In 1986 The Soviet Union turned down a proposal by the U.S. for an exchange of televised New Year's greetings by President Reagan and Soviet leader Mikhail S. Gorbachev.
In 1987 Manufacturers of all-terrain vehicles agreed to withdraw the 3-wheel model from dealers' inventories.
In 1988 President Reagan and President-elect Bush were subpoenaed to testify as defense witnesses in the pending Iran-Contra trial of Oliver North. (The subpoenas were ultimately suppressed.)
In 1988 President Reagan and President-elect Bush were subpoenaed to testify as defense witnesses in the pending Iran-Contra trial of Oliver North. (The subpoenas were subsequently quashed.)
In 1990 Iraq's information minister, Latif Nussayif Jassim, said President Bush "must have been drunk" when he suggested Iraq might withdraw from Kuwait.
In 1991 30 people were killed by a car bomb in Lebanon.
In 1991 The remains of two kidnapped Americans killed by their captors in Lebanon, William Buckley, and Marine Colonel William R. Higgins, arrived in the U.S. for burial.
In 1991 Leaders of the Commonwealth of Independent States agreed to establish unified command over nuclear weapons while allowing member states to form their own armies.
In 1992 President Bush embarked on the final foreign trip of his term in office, heading to a Black Sea summit with Russian President Boris Yeltsin.
In 1992 President Bush embarked on the final foreign trip of his term in office, heading to a Black Sea summit with Russian President Boris Yeltsin, with a stopover in Somalia to visit U.S. troops.
In 1993 Israel and the Vatican agreed to recognize one another.
In 1994 U.S. Army helicopter pilot Bobby Hall walked to freedom 13 days after he was captured by North Korea.
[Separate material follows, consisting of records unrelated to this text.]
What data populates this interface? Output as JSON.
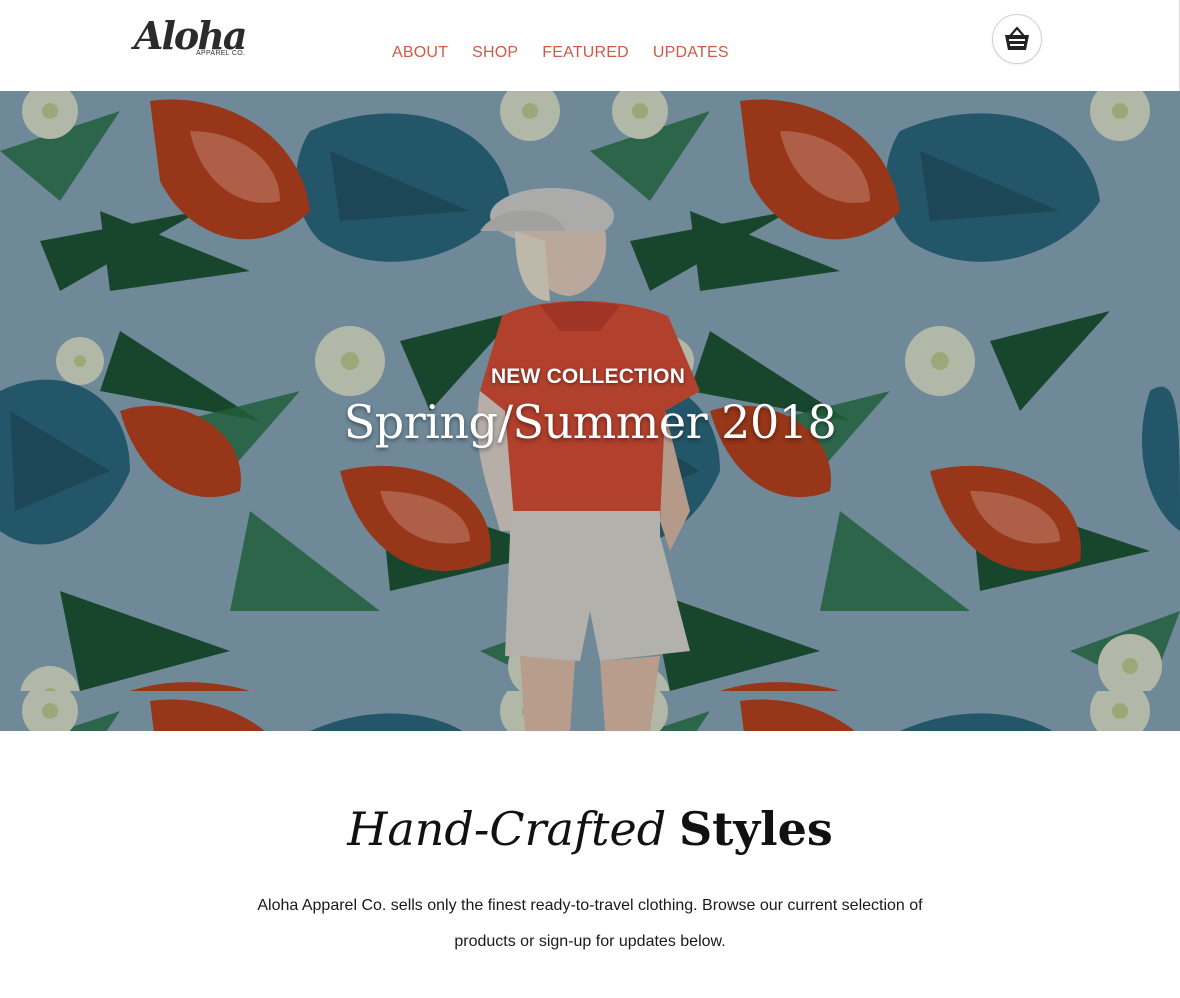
{
  "brand": {
    "name": "Aloha",
    "subtitle": "APPAREL CO."
  },
  "nav": {
    "items": [
      {
        "label": "ABOUT"
      },
      {
        "label": "SHOP"
      },
      {
        "label": "FEATURED"
      },
      {
        "label": "UPDATES"
      }
    ],
    "color": "#cf5a46"
  },
  "cart": {
    "icon": "shopping-basket-icon"
  },
  "hero": {
    "kicker": "NEW COLLECTION",
    "title": "Spring/Summer 2018",
    "background_color": "#8fb0c4"
  },
  "intro": {
    "title_italic": "Hand-Crafted",
    "title_bold": "Styles",
    "body": "Aloha Apparel Co. sells only the finest ready-to-travel clothing. Browse our current selection of products or sign-up for updates below."
  }
}
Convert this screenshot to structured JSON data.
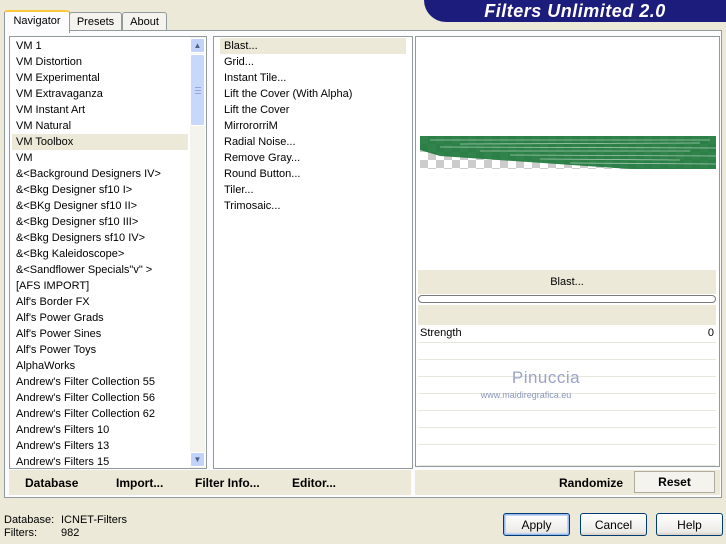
{
  "app": {
    "title": "Filters Unlimited 2.0"
  },
  "tabs": [
    {
      "label": "Navigator"
    },
    {
      "label": "Presets"
    },
    {
      "label": "About"
    }
  ],
  "categories": [
    "VM 1",
    "VM Distortion",
    "VM Experimental",
    "VM Extravaganza",
    "VM Instant Art",
    "VM Natural",
    "VM Toolbox",
    "VM",
    "&<Background Designers IV>",
    "&<Bkg Designer sf10 I>",
    "&<BKg Designer sf10 II>",
    "&<Bkg Designer sf10 III>",
    "&<Bkg Designers sf10 IV>",
    "&<Bkg Kaleidoscope>",
    "&<Sandflower Specials\"v\" >",
    "[AFS IMPORT]",
    "Alf's Border FX",
    "Alf's Power Grads",
    "Alf's Power Sines",
    "Alf's Power Toys",
    "AlphaWorks",
    "Andrew's Filter Collection 55",
    "Andrew's Filter Collection 56",
    "Andrew's Filter Collection 62",
    "Andrew's Filters 10",
    "Andrew's Filters 13",
    "Andrew's Filters 15"
  ],
  "selected_category": "VM Toolbox",
  "filters": [
    "Blast...",
    "Grid...",
    "Instant Tile...",
    "Lift the Cover (With Alpha)",
    "Lift the Cover",
    "MirrororriM",
    "Radial Noise...",
    "Remove Gray...",
    "Round Button...",
    "Tiler...",
    "Trimosaic..."
  ],
  "selected_filter": "Blast...",
  "preview": {
    "filter_name": "Blast...",
    "progress": 0,
    "accent": "#1e7a3c"
  },
  "params": [
    {
      "label": "Strength",
      "value": "0"
    }
  ],
  "watermark": {
    "name": "Pinuccia",
    "url": "www.maidiregrafica.eu"
  },
  "bottom_left": {
    "database": "Database",
    "import": "Import...",
    "filter_info": "Filter Info...",
    "editor": "Editor..."
  },
  "bottom_right": {
    "randomize": "Randomize",
    "reset": "Reset"
  },
  "status": {
    "db_label": "Database:",
    "db_value": "ICNET-Filters",
    "filters_label": "Filters:",
    "filters_value": "982"
  },
  "dialog": {
    "apply": "Apply",
    "cancel": "Cancel",
    "help": "Help"
  }
}
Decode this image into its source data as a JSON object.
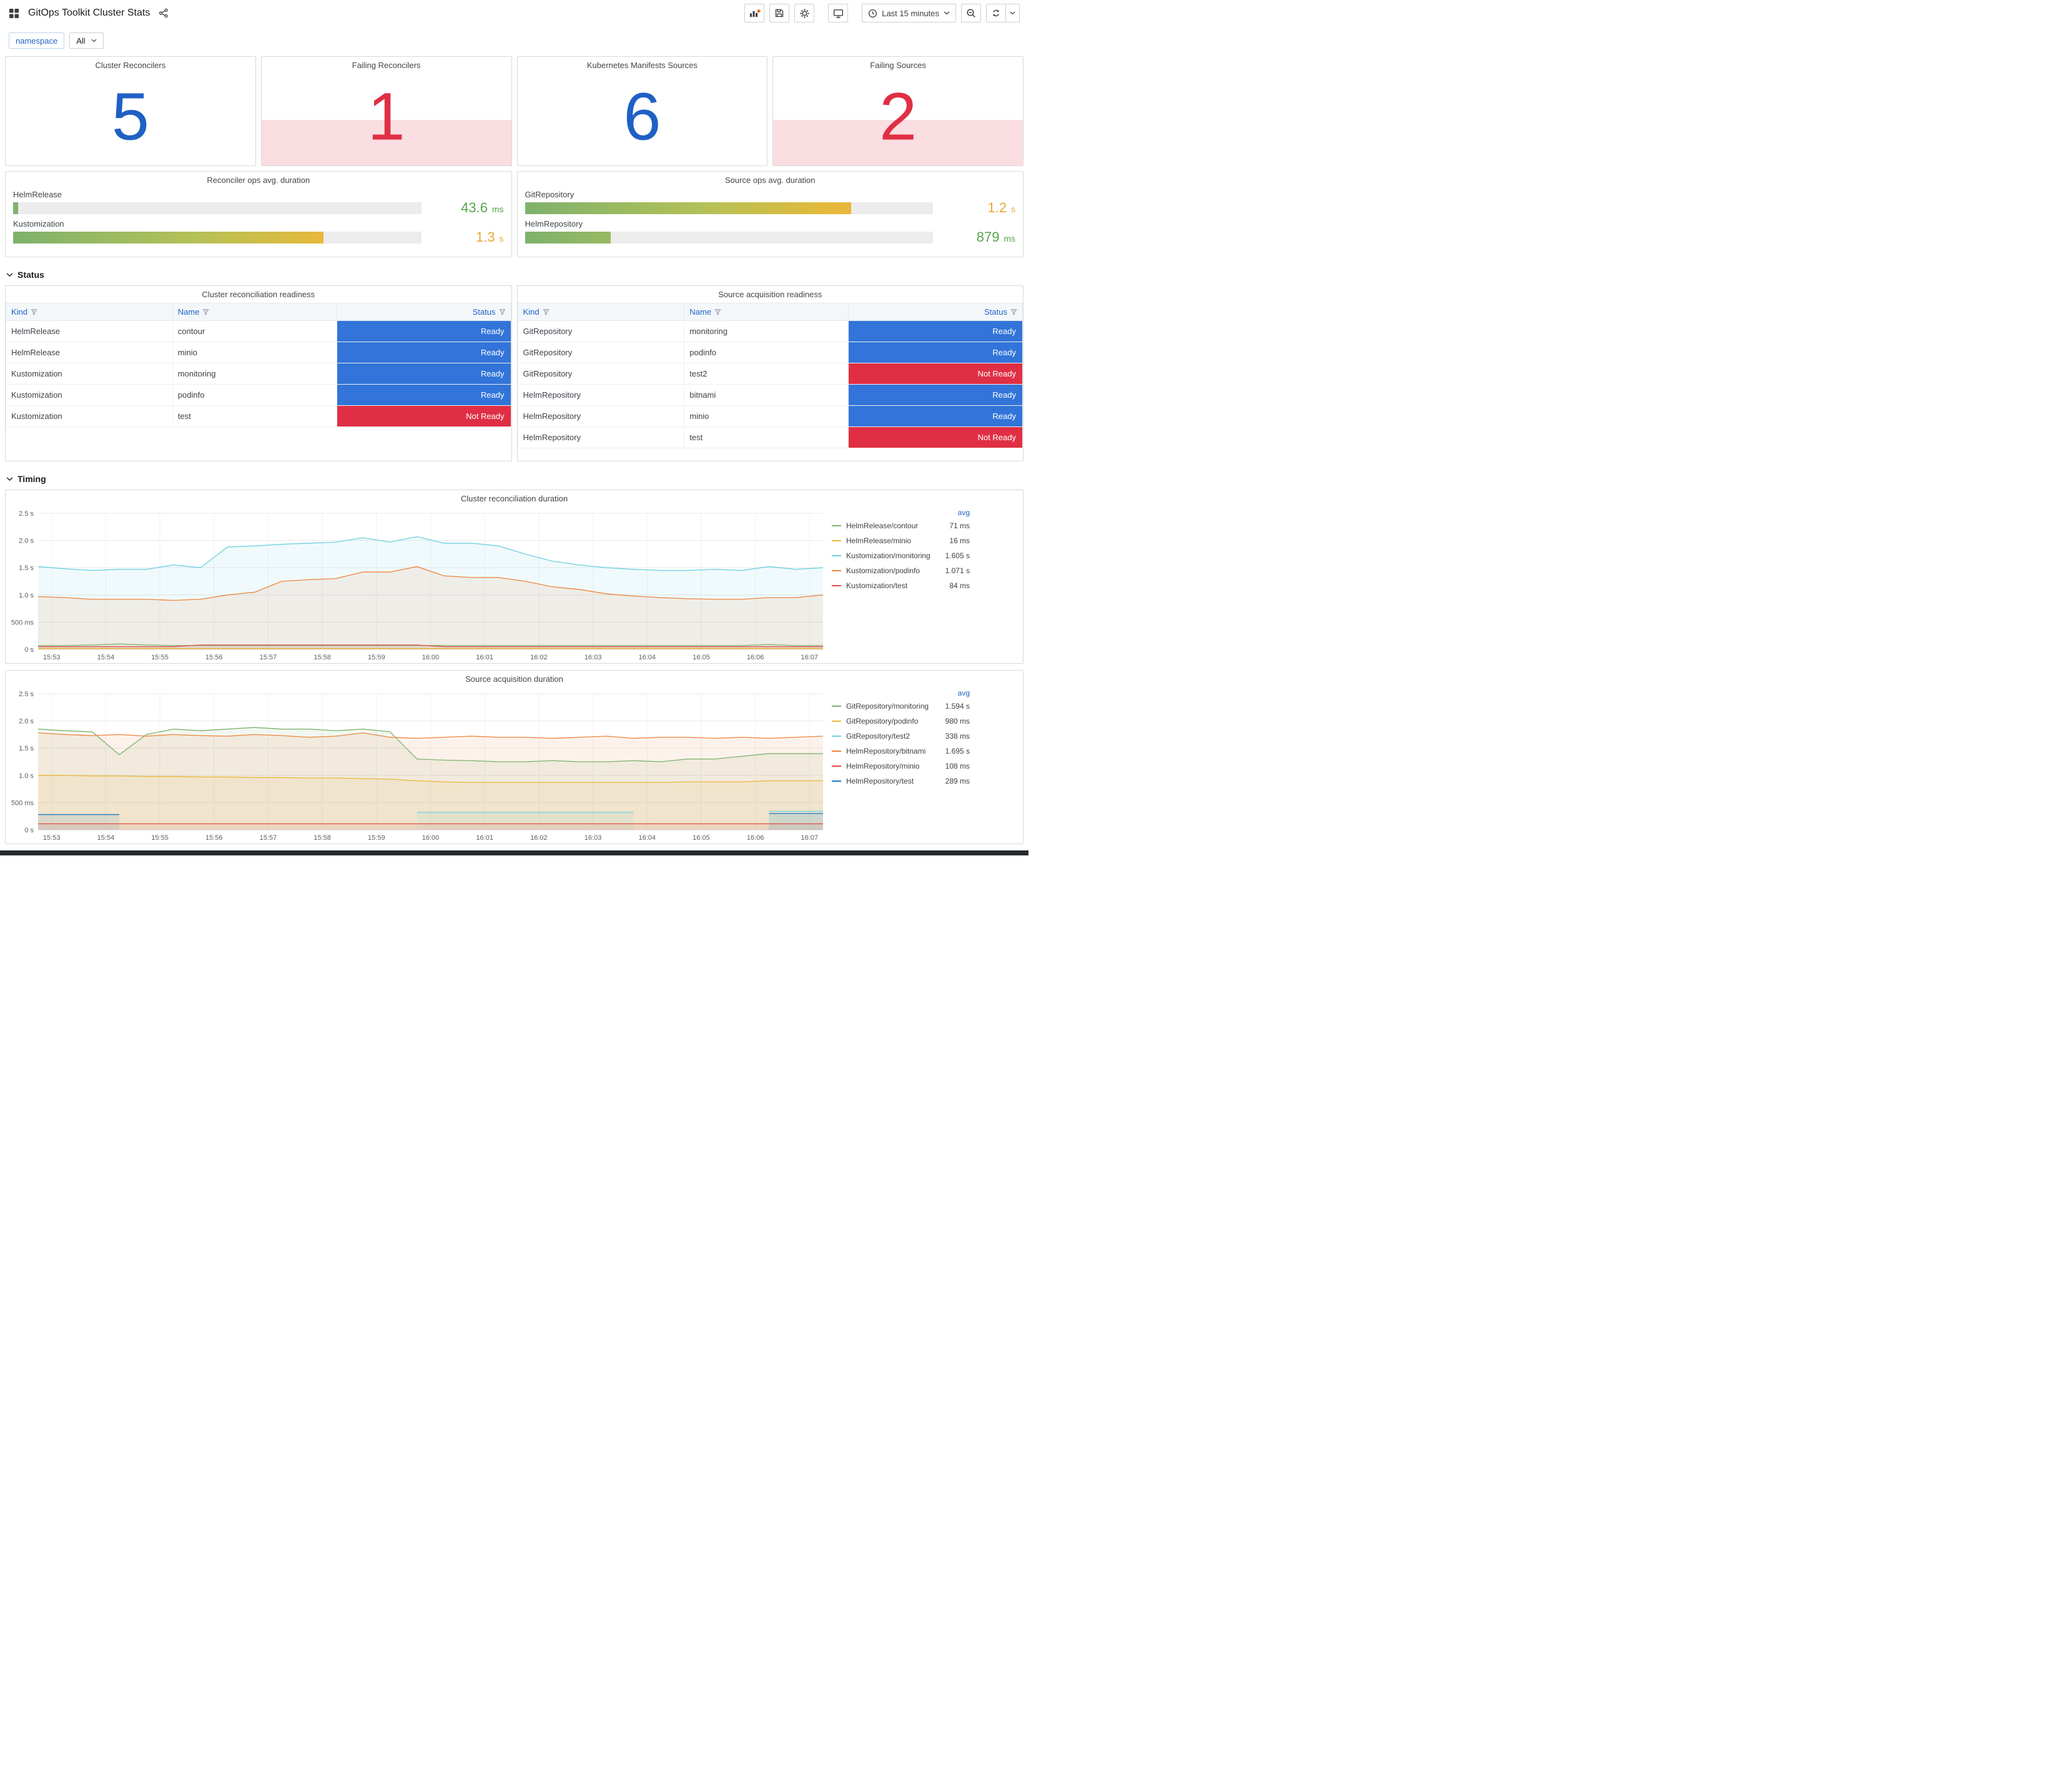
{
  "header": {
    "title": "GitOps Toolkit Cluster Stats",
    "time_range": "Last 15 minutes",
    "icons": {
      "left": [
        "dashboard-grid-icon",
        "share-icon"
      ],
      "right": [
        "add-panel-icon",
        "save-icon",
        "settings-gear-icon",
        "tv-icon",
        "clock-icon",
        "chevron-down-icon",
        "zoom-out-icon",
        "refresh-icon"
      ]
    }
  },
  "variables": {
    "label": "namespace",
    "value": "All"
  },
  "sections": {
    "status": "Status",
    "timing": "Timing"
  },
  "colors": {
    "stat_blue": "#1f60c4",
    "stat_red": "#e02f44",
    "ready": "#3274d9",
    "not_ready": "#e02f44",
    "header_link_blue": "#1f62c4"
  },
  "stats": [
    {
      "title": "Cluster Reconcilers",
      "value": "5",
      "state": "ok"
    },
    {
      "title": "Failing Reconcilers",
      "value": "1",
      "state": "alert"
    },
    {
      "title": "Kubernetes Manifests Sources",
      "value": "6",
      "state": "ok"
    },
    {
      "title": "Failing Sources",
      "value": "2",
      "state": "alert"
    }
  ],
  "gauges": [
    {
      "title": "Reconciler ops avg. duration",
      "bars": [
        {
          "label": "HelmRelease",
          "value": "43.6",
          "unit": "ms",
          "percent": 1.2,
          "value_color": "#56a64b"
        },
        {
          "label": "Kustomization",
          "value": "1.3",
          "unit": "s",
          "percent": 76,
          "value_color": "#e8a838"
        }
      ]
    },
    {
      "title": "Source ops avg. duration",
      "bars": [
        {
          "label": "GitRepository",
          "value": "1.2",
          "unit": "s",
          "percent": 80,
          "value_color": "#e8a838"
        },
        {
          "label": "HelmRepository",
          "value": "879",
          "unit": "ms",
          "percent": 21,
          "value_color": "#56a64b"
        }
      ]
    }
  ],
  "tables": [
    {
      "title": "Cluster reconciliation readiness",
      "columns": [
        "Kind",
        "Name",
        "Status"
      ],
      "rows": [
        [
          "HelmRelease",
          "contour",
          "Ready"
        ],
        [
          "HelmRelease",
          "minio",
          "Ready"
        ],
        [
          "Kustomization",
          "monitoring",
          "Ready"
        ],
        [
          "Kustomization",
          "podinfo",
          "Ready"
        ],
        [
          "Kustomization",
          "test",
          "Not Ready"
        ]
      ]
    },
    {
      "title": "Source acquisition readiness",
      "columns": [
        "Kind",
        "Name",
        "Status"
      ],
      "rows": [
        [
          "GitRepository",
          "monitoring",
          "Ready"
        ],
        [
          "GitRepository",
          "podinfo",
          "Ready"
        ],
        [
          "GitRepository",
          "test2",
          "Not Ready"
        ],
        [
          "HelmRepository",
          "bitnami",
          "Ready"
        ],
        [
          "HelmRepository",
          "minio",
          "Ready"
        ],
        [
          "HelmRepository",
          "test",
          "Not Ready"
        ]
      ]
    }
  ],
  "chart_data": [
    {
      "type": "line",
      "title": "Cluster reconciliation duration",
      "legend_header": "avg",
      "legend_position": "right",
      "grid": true,
      "ylim": [
        0,
        2.5
      ],
      "y_ticks": [
        "0 s",
        "500 ms",
        "1.0 s",
        "1.5 s",
        "2.0 s",
        "2.5 s"
      ],
      "y_tick_values": [
        0,
        0.5,
        1.0,
        1.5,
        2.0,
        2.5
      ],
      "x_ticks": [
        "15:53",
        "15:54",
        "15:55",
        "15:56",
        "15:57",
        "15:58",
        "15:59",
        "16:00",
        "16:01",
        "16:02",
        "16:03",
        "16:04",
        "16:05",
        "16:06",
        "16:07"
      ],
      "x_start": "15:52:45",
      "x_interval_s": 30,
      "x_first_tick_offset_s": 15,
      "series": [
        {
          "name": "HelmRelease/contour",
          "color": "#7EB26D",
          "avg": "71 ms",
          "values": [
            0.07,
            0.07,
            0.08,
            0.1,
            0.08,
            0.07,
            0.07,
            0.07,
            0.07,
            0.07,
            0.07,
            0.07,
            0.07,
            0.07,
            0.07,
            0.07,
            0.07,
            0.07,
            0.07,
            0.07,
            0.07,
            0.07,
            0.07,
            0.07,
            0.07,
            0.07,
            0.07,
            0.09,
            0.07,
            0.07
          ]
        },
        {
          "name": "HelmRelease/minio",
          "color": "#EAB839",
          "avg": "16 ms",
          "values": [
            0.016,
            0.016,
            0.016,
            0.016,
            0.016,
            0.016,
            0.016,
            0.016,
            0.016,
            0.016,
            0.016,
            0.016,
            0.016,
            0.016,
            0.016,
            0.016,
            0.016,
            0.016,
            0.016,
            0.016,
            0.016,
            0.016,
            0.016,
            0.016,
            0.016,
            0.016,
            0.016,
            0.016,
            0.016,
            0.016
          ]
        },
        {
          "name": "Kustomization/monitoring",
          "color": "#6ED0E0",
          "avg": "1.605 s",
          "values": [
            1.52,
            1.48,
            1.45,
            1.47,
            1.47,
            1.55,
            1.5,
            1.88,
            1.9,
            1.93,
            1.95,
            1.97,
            2.05,
            1.97,
            2.07,
            1.95,
            1.95,
            1.9,
            1.75,
            1.62,
            1.55,
            1.5,
            1.47,
            1.45,
            1.45,
            1.47,
            1.45,
            1.52,
            1.47,
            1.5
          ]
        },
        {
          "name": "Kustomization/podinfo",
          "color": "#EF843C",
          "avg": "1.071 s",
          "values": [
            0.97,
            0.95,
            0.92,
            0.92,
            0.92,
            0.9,
            0.92,
            1.0,
            1.05,
            1.25,
            1.28,
            1.3,
            1.42,
            1.42,
            1.52,
            1.35,
            1.32,
            1.32,
            1.25,
            1.15,
            1.1,
            1.02,
            0.98,
            0.95,
            0.93,
            0.92,
            0.92,
            0.95,
            0.95,
            1.0
          ]
        },
        {
          "name": "Kustomization/test",
          "color": "#E24D42",
          "avg": "84 ms",
          "values": [
            0.05,
            0.05,
            0.05,
            0.05,
            0.05,
            0.05,
            0.08,
            0.08,
            0.08,
            0.08,
            0.08,
            0.08,
            0.08,
            0.08,
            0.08,
            0.05,
            0.05,
            0.05,
            0.05,
            0.05,
            0.05,
            0.05,
            0.05,
            0.05,
            0.05,
            0.05,
            0.05,
            0.05,
            0.05,
            0.05
          ]
        }
      ]
    },
    {
      "type": "line",
      "title": "Source acquisition duration",
      "legend_header": "avg",
      "legend_position": "right",
      "grid": true,
      "ylim": [
        0,
        2.5
      ],
      "y_ticks": [
        "0 s",
        "500 ms",
        "1.0 s",
        "1.5 s",
        "2.0 s",
        "2.5 s"
      ],
      "y_tick_values": [
        0,
        0.5,
        1.0,
        1.5,
        2.0,
        2.5
      ],
      "x_ticks": [
        "15:53",
        "15:54",
        "15:55",
        "15:56",
        "15:57",
        "15:58",
        "15:59",
        "16:00",
        "16:01",
        "16:02",
        "16:03",
        "16:04",
        "16:05",
        "16:06",
        "16:07"
      ],
      "x_start": "15:52:45",
      "x_interval_s": 30,
      "x_first_tick_offset_s": 15,
      "series": [
        {
          "name": "GitRepository/monitoring",
          "color": "#7EB26D",
          "avg": "1.594 s",
          "values": [
            1.85,
            1.82,
            1.8,
            1.38,
            1.75,
            1.85,
            1.82,
            1.85,
            1.88,
            1.85,
            1.85,
            1.82,
            1.85,
            1.8,
            1.3,
            1.28,
            1.27,
            1.25,
            1.25,
            1.27,
            1.25,
            1.25,
            1.27,
            1.25,
            1.3,
            1.3,
            1.35,
            1.4,
            1.4,
            1.4
          ]
        },
        {
          "name": "GitRepository/podinfo",
          "color": "#EAB839",
          "avg": "980 ms",
          "values": [
            1.0,
            1.0,
            0.99,
            0.99,
            0.98,
            0.98,
            0.97,
            0.97,
            0.96,
            0.96,
            0.95,
            0.95,
            0.94,
            0.93,
            0.9,
            0.88,
            0.87,
            0.87,
            0.87,
            0.87,
            0.87,
            0.87,
            0.87,
            0.87,
            0.88,
            0.88,
            0.88,
            0.9,
            0.9,
            0.9
          ]
        },
        {
          "name": "GitRepository/test2",
          "color": "#6ED0E0",
          "avg": "338 ms",
          "values": [
            null,
            null,
            null,
            null,
            null,
            null,
            null,
            null,
            null,
            null,
            null,
            null,
            null,
            null,
            0.32,
            0.32,
            0.32,
            0.32,
            0.32,
            0.32,
            0.32,
            0.32,
            0.32,
            null,
            null,
            null,
            null,
            0.34,
            0.34,
            0.34
          ]
        },
        {
          "name": "HelmRepository/bitnami",
          "color": "#EF843C",
          "avg": "1.695 s",
          "values": [
            1.78,
            1.75,
            1.73,
            1.75,
            1.72,
            1.75,
            1.73,
            1.72,
            1.75,
            1.73,
            1.7,
            1.72,
            1.78,
            1.7,
            1.68,
            1.7,
            1.72,
            1.7,
            1.7,
            1.68,
            1.7,
            1.72,
            1.68,
            1.7,
            1.7,
            1.68,
            1.7,
            1.68,
            1.7,
            1.72
          ]
        },
        {
          "name": "HelmRepository/minio",
          "color": "#E24D42",
          "avg": "108 ms",
          "values": [
            0.11,
            0.11,
            0.11,
            0.11,
            0.11,
            0.11,
            0.11,
            0.11,
            0.11,
            0.11,
            0.11,
            0.11,
            0.11,
            0.11,
            0.11,
            0.11,
            0.11,
            0.11,
            0.11,
            0.11,
            0.11,
            0.11,
            0.11,
            0.11,
            0.11,
            0.11,
            0.11,
            0.11,
            0.11,
            0.11
          ]
        },
        {
          "name": "HelmRepository/test",
          "color": "#1F78C1",
          "avg": "289 ms",
          "values": [
            0.28,
            0.28,
            0.28,
            0.28,
            null,
            null,
            null,
            null,
            null,
            null,
            null,
            null,
            null,
            null,
            null,
            null,
            null,
            null,
            null,
            null,
            null,
            null,
            null,
            null,
            null,
            null,
            null,
            0.3,
            0.3,
            0.3
          ]
        }
      ]
    }
  ]
}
Co-pilot David Hileman died when the chopper was shot down.
In 1994 A gunman walked into a pair of suburban Boston abortion clinics and opened fire, killing two employees and wounding five other people. (A suspect, John C. Salvi III, was later arrested).
In 1995 A U.S. military policeman, Martin John Begosh, became the first American injured in NATO's Bosnia peace mission when his Humvee hit an anti-tank mine.
In 1996 About 36 people were killed when a bomb exploded on an Indian commuter train; a militant group claimed responsibility.
In 1997 The single deadliest massacre in Algeria's history began in four mountain villages as armed men killed 412 men, women, and children.
In 2000 22 people were killed in five bombings in the Manila area of the Philippines.
In 2000 Hollywood screenwriter Julius J. Epstein, who co-wrote the script for "Casablanca," died at age 91.
In 2002 Suspected extremist Abed Abdul Razak Kamel killed three U.S. missionaries at a Baptist hospital in Yemen. (He was later sentenced to death for the murders.)
In 2003 The Bush administration announced it would ban the sale of ephedra, the herbal stimulant linked to 155 deaths and dozens of heart attacks and strokes.